**WHAT IS NEEDED:** From the line with "Extract the structured" to the final line of the data below, please write out every line exactly, with no pictures.

[Items from an interface collection]
↓↓↓
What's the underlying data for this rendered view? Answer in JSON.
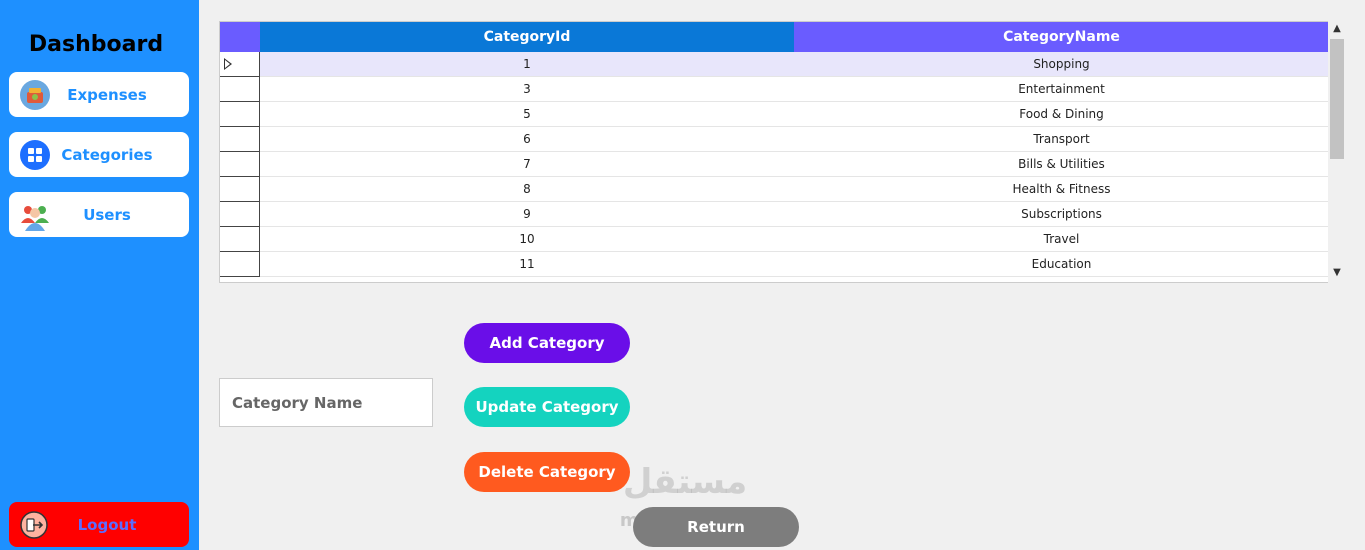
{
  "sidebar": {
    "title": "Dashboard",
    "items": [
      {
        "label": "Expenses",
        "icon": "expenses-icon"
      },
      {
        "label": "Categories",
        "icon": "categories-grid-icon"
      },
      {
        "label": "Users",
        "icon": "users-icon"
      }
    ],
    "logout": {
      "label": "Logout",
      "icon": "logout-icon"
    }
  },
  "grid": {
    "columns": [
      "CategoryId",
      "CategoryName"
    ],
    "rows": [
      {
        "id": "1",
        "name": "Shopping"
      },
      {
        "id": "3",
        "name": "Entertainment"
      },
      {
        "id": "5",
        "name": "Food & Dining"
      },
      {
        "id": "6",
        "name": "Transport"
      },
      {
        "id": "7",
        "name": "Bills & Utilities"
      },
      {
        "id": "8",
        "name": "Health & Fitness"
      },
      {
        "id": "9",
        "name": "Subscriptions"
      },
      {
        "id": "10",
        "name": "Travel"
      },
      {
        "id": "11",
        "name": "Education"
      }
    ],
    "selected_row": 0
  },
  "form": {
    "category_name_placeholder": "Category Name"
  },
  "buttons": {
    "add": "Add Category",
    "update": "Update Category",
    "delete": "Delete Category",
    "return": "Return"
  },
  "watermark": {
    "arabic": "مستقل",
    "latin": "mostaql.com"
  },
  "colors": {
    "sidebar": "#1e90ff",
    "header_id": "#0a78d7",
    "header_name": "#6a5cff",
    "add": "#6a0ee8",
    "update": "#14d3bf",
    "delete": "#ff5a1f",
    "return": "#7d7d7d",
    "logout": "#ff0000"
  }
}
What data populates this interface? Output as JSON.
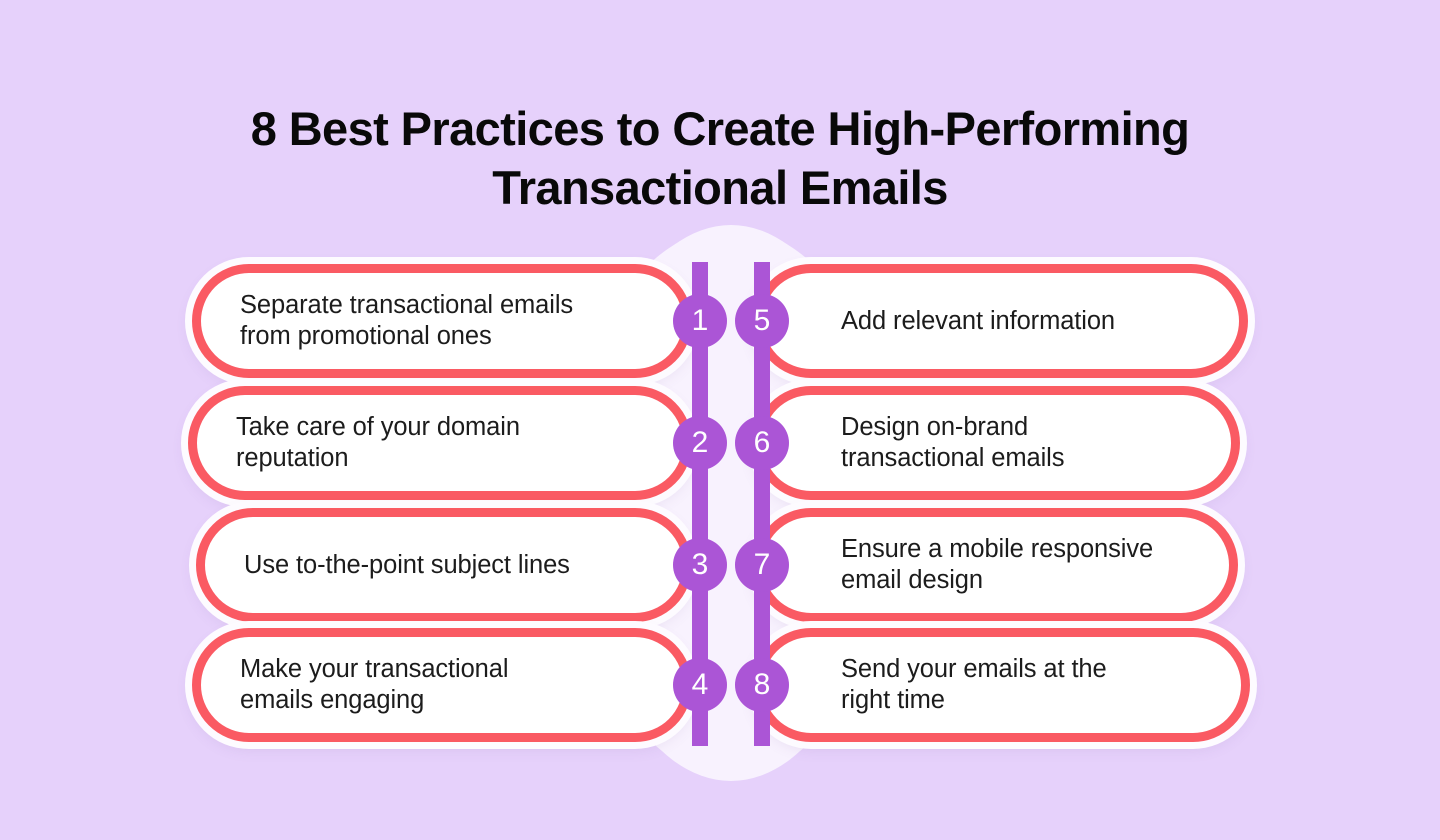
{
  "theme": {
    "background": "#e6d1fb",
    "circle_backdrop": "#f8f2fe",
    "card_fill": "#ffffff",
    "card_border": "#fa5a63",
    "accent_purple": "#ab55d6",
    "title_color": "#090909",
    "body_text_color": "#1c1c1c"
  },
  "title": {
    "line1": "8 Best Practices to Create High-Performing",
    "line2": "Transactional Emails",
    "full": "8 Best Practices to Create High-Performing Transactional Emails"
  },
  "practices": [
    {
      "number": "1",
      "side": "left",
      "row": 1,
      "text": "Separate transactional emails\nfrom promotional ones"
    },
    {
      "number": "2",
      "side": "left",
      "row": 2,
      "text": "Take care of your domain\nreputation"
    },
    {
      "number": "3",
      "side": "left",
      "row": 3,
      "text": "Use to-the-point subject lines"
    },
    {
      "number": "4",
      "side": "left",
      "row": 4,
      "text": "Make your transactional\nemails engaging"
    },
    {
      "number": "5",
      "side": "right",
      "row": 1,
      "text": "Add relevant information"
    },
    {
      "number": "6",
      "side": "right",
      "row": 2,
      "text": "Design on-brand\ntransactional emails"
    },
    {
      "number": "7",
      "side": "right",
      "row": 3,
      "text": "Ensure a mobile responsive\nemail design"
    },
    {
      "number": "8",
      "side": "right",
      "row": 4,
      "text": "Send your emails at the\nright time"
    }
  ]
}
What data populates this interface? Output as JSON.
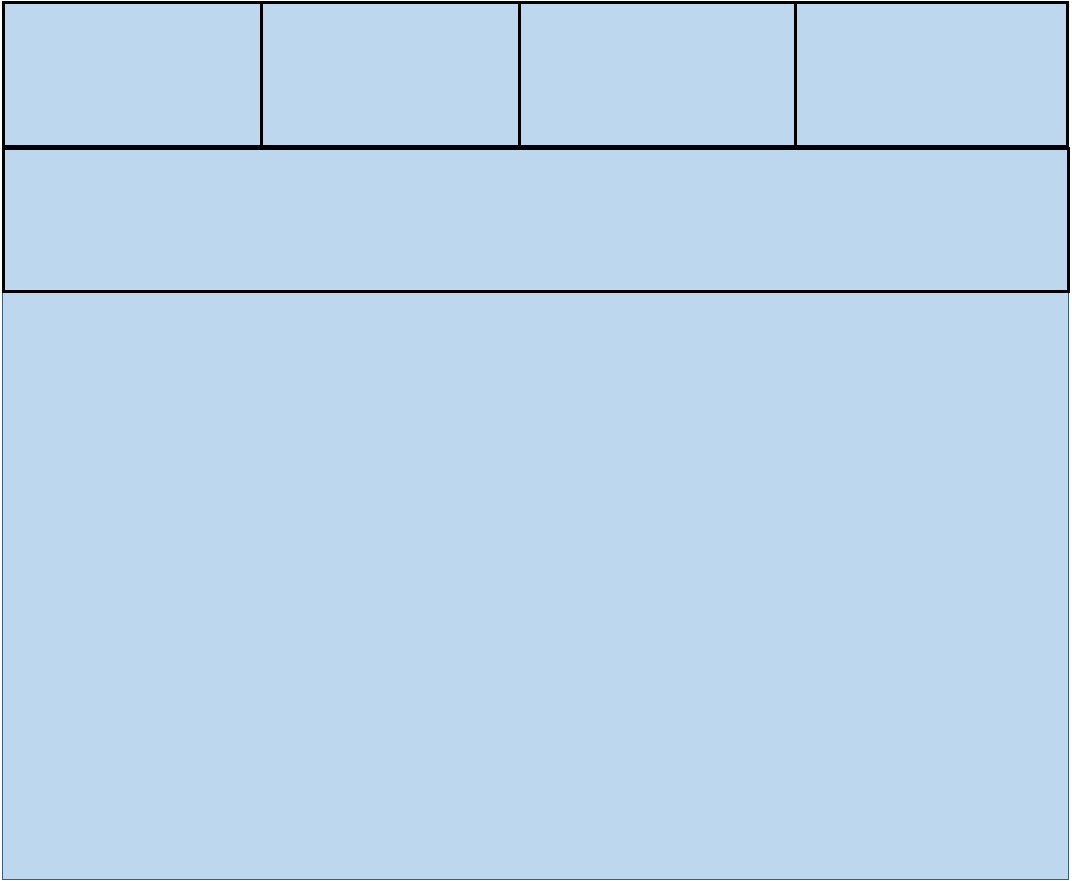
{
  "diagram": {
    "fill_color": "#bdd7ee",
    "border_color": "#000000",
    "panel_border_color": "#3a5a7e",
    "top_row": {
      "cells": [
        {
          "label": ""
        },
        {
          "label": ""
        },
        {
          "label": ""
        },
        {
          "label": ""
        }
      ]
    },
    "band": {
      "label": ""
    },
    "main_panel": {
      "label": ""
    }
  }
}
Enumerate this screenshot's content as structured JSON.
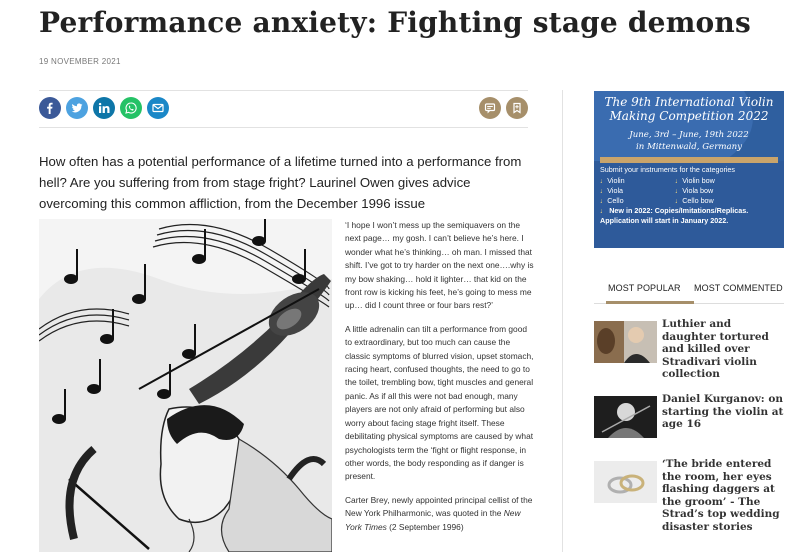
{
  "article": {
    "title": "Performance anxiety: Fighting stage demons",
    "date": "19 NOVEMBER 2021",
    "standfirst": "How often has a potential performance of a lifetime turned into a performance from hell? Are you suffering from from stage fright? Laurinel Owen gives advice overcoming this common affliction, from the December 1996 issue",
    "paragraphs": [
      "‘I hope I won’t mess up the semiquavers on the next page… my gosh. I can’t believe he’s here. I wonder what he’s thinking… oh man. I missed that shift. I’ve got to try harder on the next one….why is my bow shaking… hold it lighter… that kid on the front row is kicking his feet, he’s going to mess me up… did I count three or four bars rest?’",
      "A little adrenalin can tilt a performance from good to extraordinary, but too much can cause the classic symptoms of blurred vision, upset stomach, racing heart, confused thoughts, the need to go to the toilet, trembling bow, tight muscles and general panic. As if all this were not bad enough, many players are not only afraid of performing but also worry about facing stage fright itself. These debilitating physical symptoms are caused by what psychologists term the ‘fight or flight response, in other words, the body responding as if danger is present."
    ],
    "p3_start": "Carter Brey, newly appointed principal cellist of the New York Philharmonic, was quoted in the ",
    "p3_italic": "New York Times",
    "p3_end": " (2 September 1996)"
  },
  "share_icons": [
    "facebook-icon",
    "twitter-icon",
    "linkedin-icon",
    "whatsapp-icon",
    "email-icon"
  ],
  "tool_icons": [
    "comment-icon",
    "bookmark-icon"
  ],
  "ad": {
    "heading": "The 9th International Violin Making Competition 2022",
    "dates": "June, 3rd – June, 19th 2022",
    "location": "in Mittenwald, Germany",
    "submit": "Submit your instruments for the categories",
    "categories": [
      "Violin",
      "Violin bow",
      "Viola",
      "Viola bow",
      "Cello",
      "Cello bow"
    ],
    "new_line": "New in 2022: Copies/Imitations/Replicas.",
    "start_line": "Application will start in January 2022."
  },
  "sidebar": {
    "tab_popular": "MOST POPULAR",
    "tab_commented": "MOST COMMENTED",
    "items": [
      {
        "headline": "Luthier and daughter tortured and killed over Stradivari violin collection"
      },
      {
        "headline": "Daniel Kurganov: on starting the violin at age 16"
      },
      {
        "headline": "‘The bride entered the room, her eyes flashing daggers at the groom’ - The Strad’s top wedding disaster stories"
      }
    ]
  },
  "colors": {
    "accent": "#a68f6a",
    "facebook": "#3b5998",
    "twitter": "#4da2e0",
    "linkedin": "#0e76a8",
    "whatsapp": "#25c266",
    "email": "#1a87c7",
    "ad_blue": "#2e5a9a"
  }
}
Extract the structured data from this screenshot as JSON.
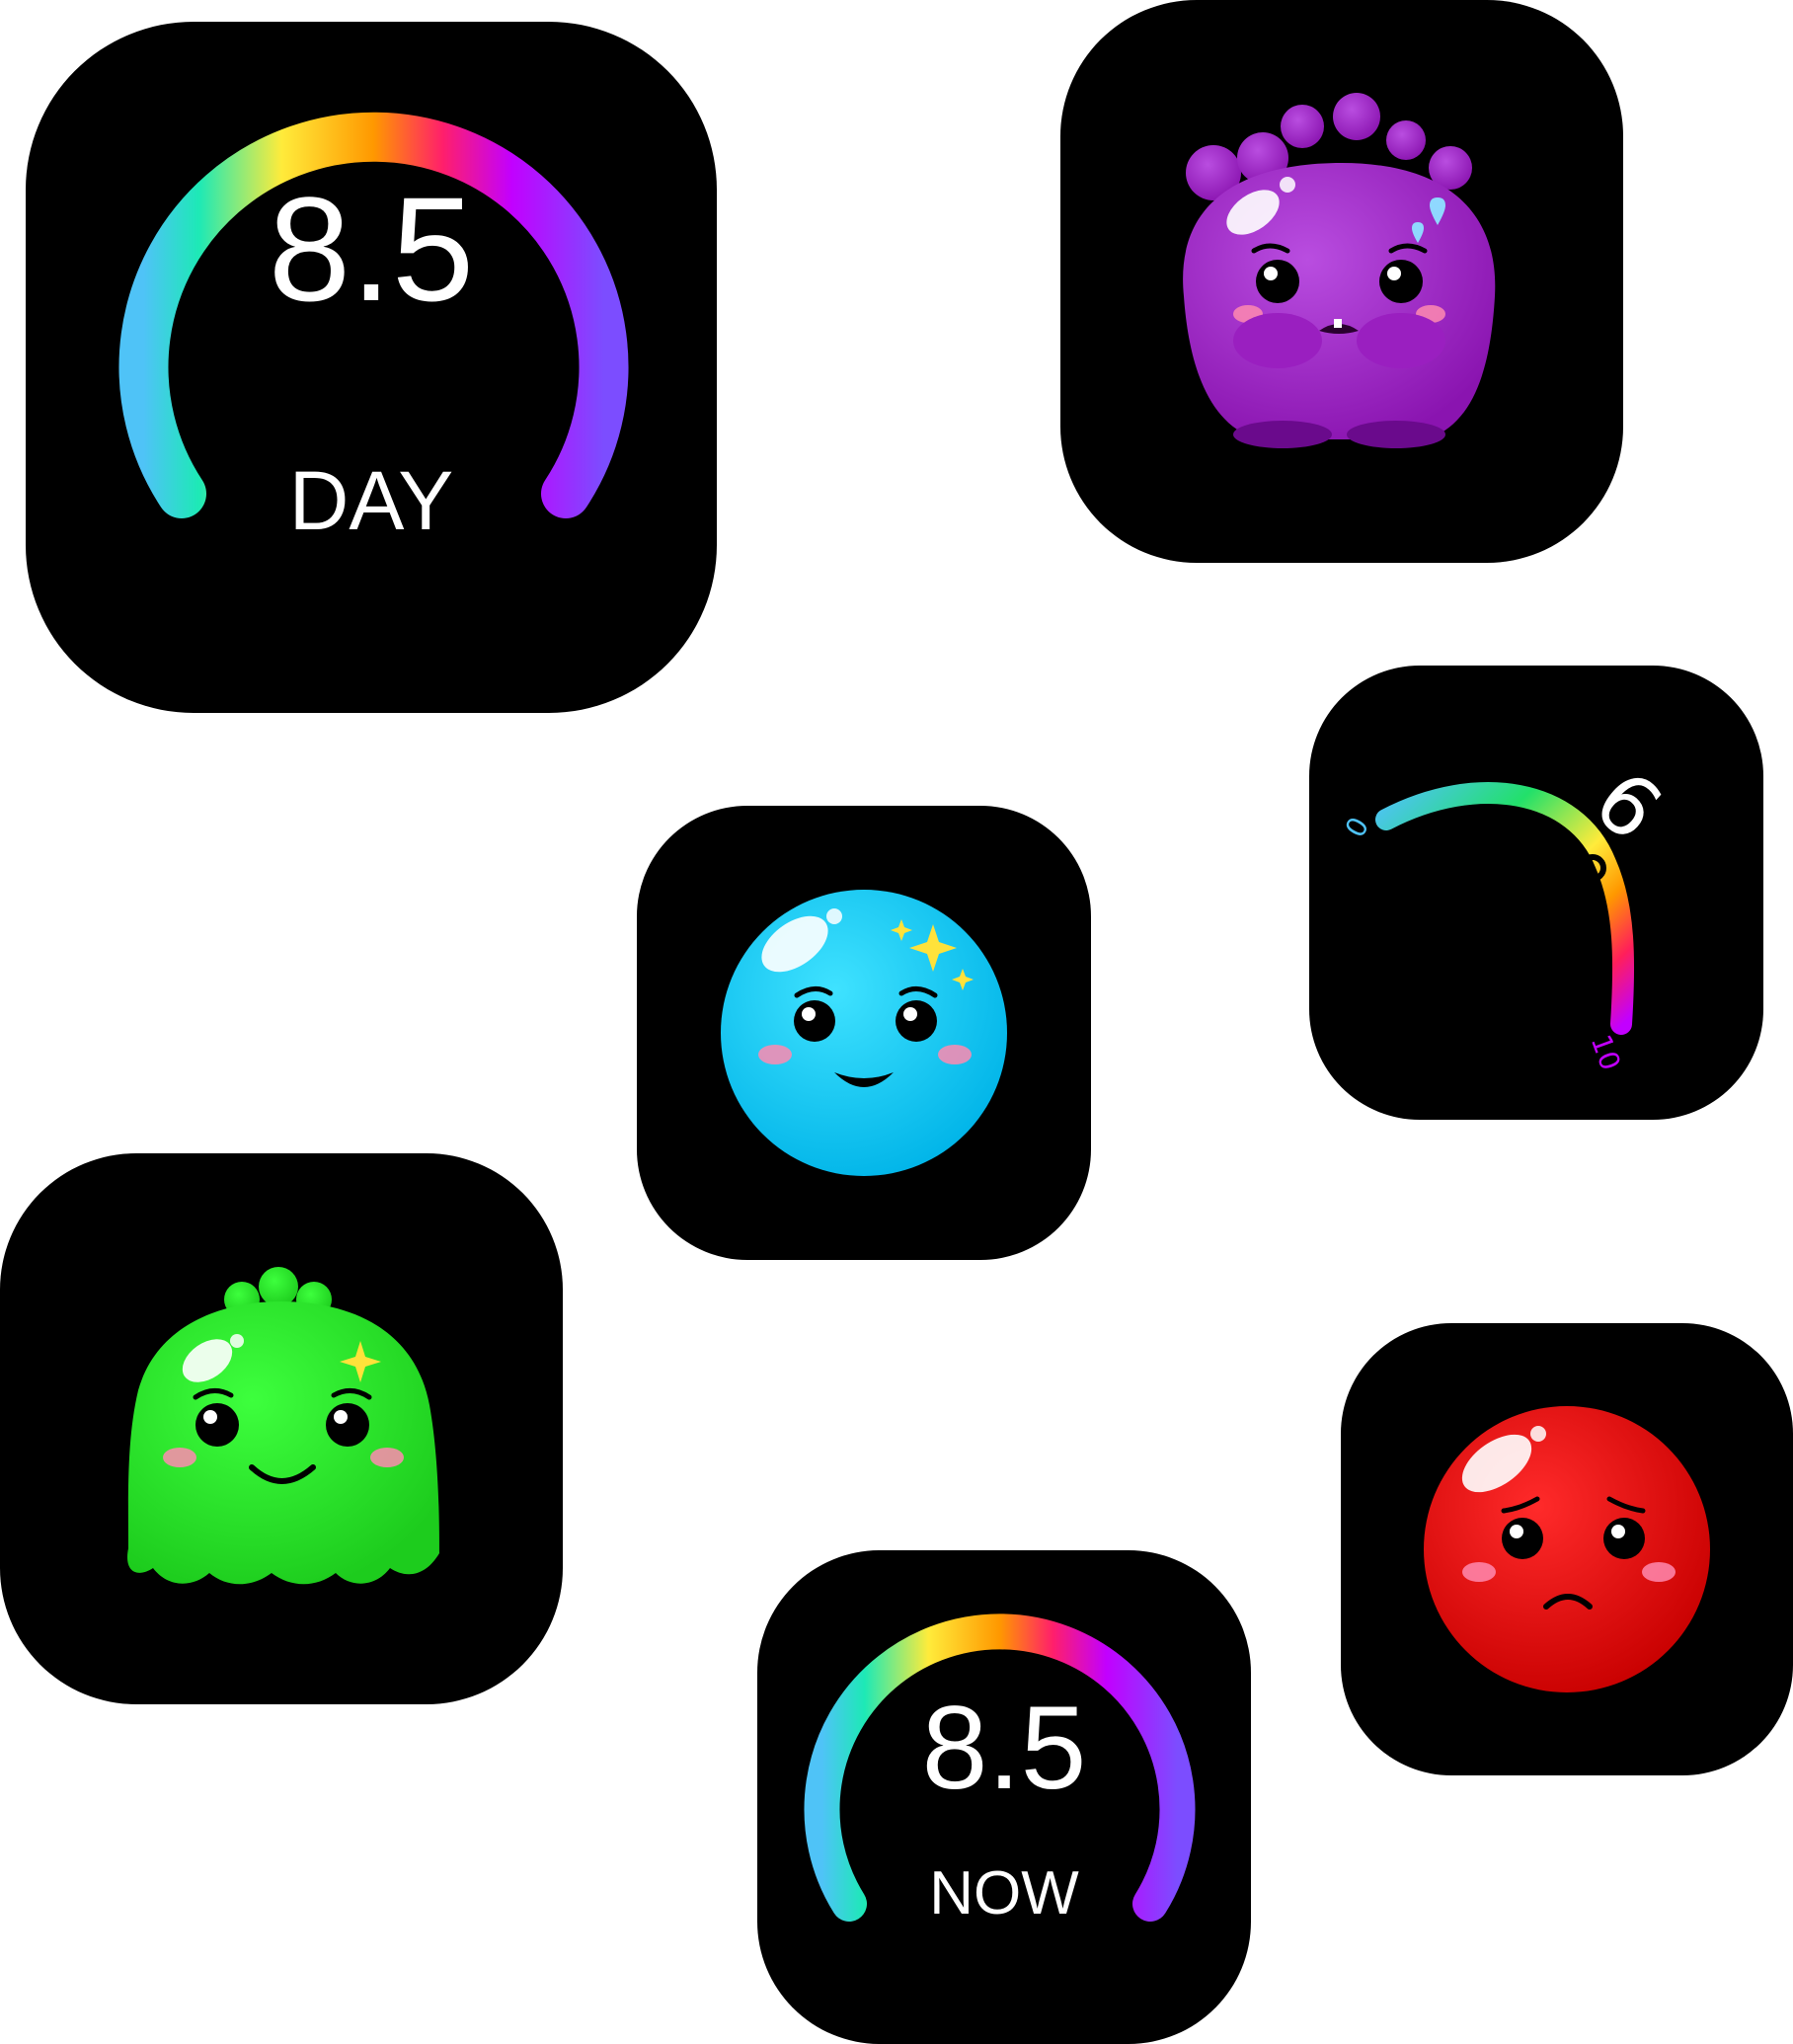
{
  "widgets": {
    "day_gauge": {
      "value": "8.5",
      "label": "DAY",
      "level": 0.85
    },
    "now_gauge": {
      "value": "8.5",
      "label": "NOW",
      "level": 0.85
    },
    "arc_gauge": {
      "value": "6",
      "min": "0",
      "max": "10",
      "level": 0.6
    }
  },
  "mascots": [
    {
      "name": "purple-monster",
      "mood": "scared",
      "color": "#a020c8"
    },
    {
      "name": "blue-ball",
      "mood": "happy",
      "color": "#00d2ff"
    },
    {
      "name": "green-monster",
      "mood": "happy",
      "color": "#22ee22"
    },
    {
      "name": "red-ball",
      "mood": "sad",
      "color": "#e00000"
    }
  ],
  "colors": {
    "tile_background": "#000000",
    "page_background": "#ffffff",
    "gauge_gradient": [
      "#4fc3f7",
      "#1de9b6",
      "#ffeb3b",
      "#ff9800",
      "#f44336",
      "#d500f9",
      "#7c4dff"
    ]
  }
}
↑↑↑
**ANSWER FOR THIS EXERCISE:**
Extract the structured data from this screenshot as JSON.
{
  "widgets": {
    "day_gauge": {
      "value": "8.5",
      "label": "DAY",
      "level": 0.85
    },
    "now_gauge": {
      "value": "8.5",
      "label": "NOW",
      "level": 0.85
    },
    "arc_gauge": {
      "value": "6",
      "min": "0",
      "max": "10",
      "level": 0.6
    }
  },
  "mascots": [
    {
      "name": "purple-monster",
      "mood": "scared",
      "color": "#a020c8"
    },
    {
      "name": "blue-ball",
      "mood": "happy",
      "color": "#00d2ff"
    },
    {
      "name": "green-monster",
      "mood": "happy",
      "color": "#22ee22"
    },
    {
      "name": "red-ball",
      "mood": "sad",
      "color": "#e00000"
    }
  ],
  "colors": {
    "tile_background": "#000000",
    "page_background": "#ffffff",
    "gauge_gradient": [
      "#4fc3f7",
      "#1de9b6",
      "#ffeb3b",
      "#ff9800",
      "#f44336",
      "#d500f9",
      "#7c4dff"
    ]
  }
}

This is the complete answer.